  • Fisk at Fort Union

    Captain James Fisk’s last and largest western expedition reached Fort Union on this date in 1866. A week behind schedule, the party of five hundred was happy to have reached the Montana border without any major catastrophes. Fisk’s fourth expedition also proved his most successful. The previous three, sanctioned by the U.S. Army, had been [...]

  • Valley City Incorporated

    The village of Valley City was incorporated on this date in 1881. Founded seven years earlier, the village was the only settlement between Mapleton and Jamestown, an important stopping place for western settlers before crossing the Sheyenne River. Although the earliest settlers arrived in the valley in 1872, it wasn’t until the Northern Pacific Railroad [...]

  • Paul Bunyan

    Have you wondered why North Dakota has so few trees? According to legend, Paul Bunyan and Babe, his big blue ox, wandered west from his logging camp in Minnesota one day. He tied his huge ax to the end of a long rope and swung it around in circles, single-handedly logging off acres of forest [...]

  • Potato Flakes

    During the 1940s, convenience foods had become increasingly popular. Frozen and canned foods became plentiful, and researchers also looked to dehydration as a way to preserve food and minimize storage and transportation costs. Although the Incas first dehydrated potatoes a thousand years ago, dehydrated potatoes in the U.S. were limited to granules, which were difficult [...]

  • Travis Hafner
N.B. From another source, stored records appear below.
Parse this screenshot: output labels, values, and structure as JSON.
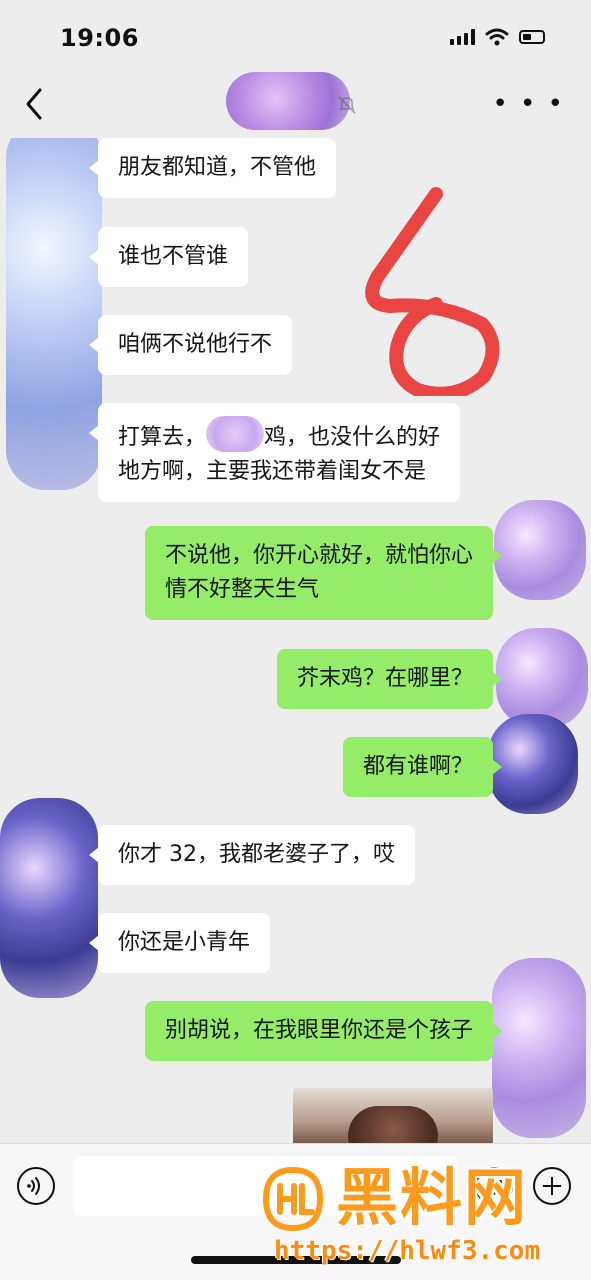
{
  "status_bar": {
    "time": "19:06"
  },
  "nav": {
    "back_icon": "chevron-left-icon",
    "more_icon": "more-dots-icon",
    "mute_icon": "bell-muted-icon"
  },
  "messages": [
    {
      "side": "left",
      "text": "朋友都知道，不管他"
    },
    {
      "side": "left",
      "text": "谁也不管谁"
    },
    {
      "side": "left",
      "text": "咱俩不说他行不"
    },
    {
      "side": "left",
      "text_line1_start": "打算去，",
      "text_line1_end": "鸡，也没什么的好",
      "text_line2": "地方啊，主要我还带着闺女不是"
    },
    {
      "side": "right",
      "text_line1": "不说他，你开心就好，就怕你心",
      "text_line2": "情不好整天生气"
    },
    {
      "side": "right",
      "text": "芥末鸡？在哪里？"
    },
    {
      "side": "right",
      "text": "都有谁啊？"
    },
    {
      "side": "left",
      "text": "你才 32，我都老婆子了，哎"
    },
    {
      "side": "left",
      "text": "你还是小青年"
    },
    {
      "side": "right",
      "text": "别胡说，在我眼里你还是个孩子"
    }
  ],
  "annotation": {
    "text": "6",
    "color": "#e8322f"
  },
  "input_bar": {
    "value": "",
    "voice_icon": "voice-icon",
    "emoji_icon": "emoji-icon",
    "plus_icon": "plus-icon"
  },
  "watermark": {
    "brand": "黑料网",
    "url": "https://hlwf3.com",
    "color": "#ff9a1c"
  },
  "colors": {
    "background": "#ededed",
    "bubble_left": "#ffffff",
    "bubble_right": "#95ec69"
  }
}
    Travis Hafner made his Major League Baseball debut on this date in 2002, playing for the Texas Rangers. One of only fifteen North Dakota natives to play in the Major Leagues, the designated hitter has garnered the most home runs for a player born in the state. Born in Jamestown in 1977, Hafner grew up [...]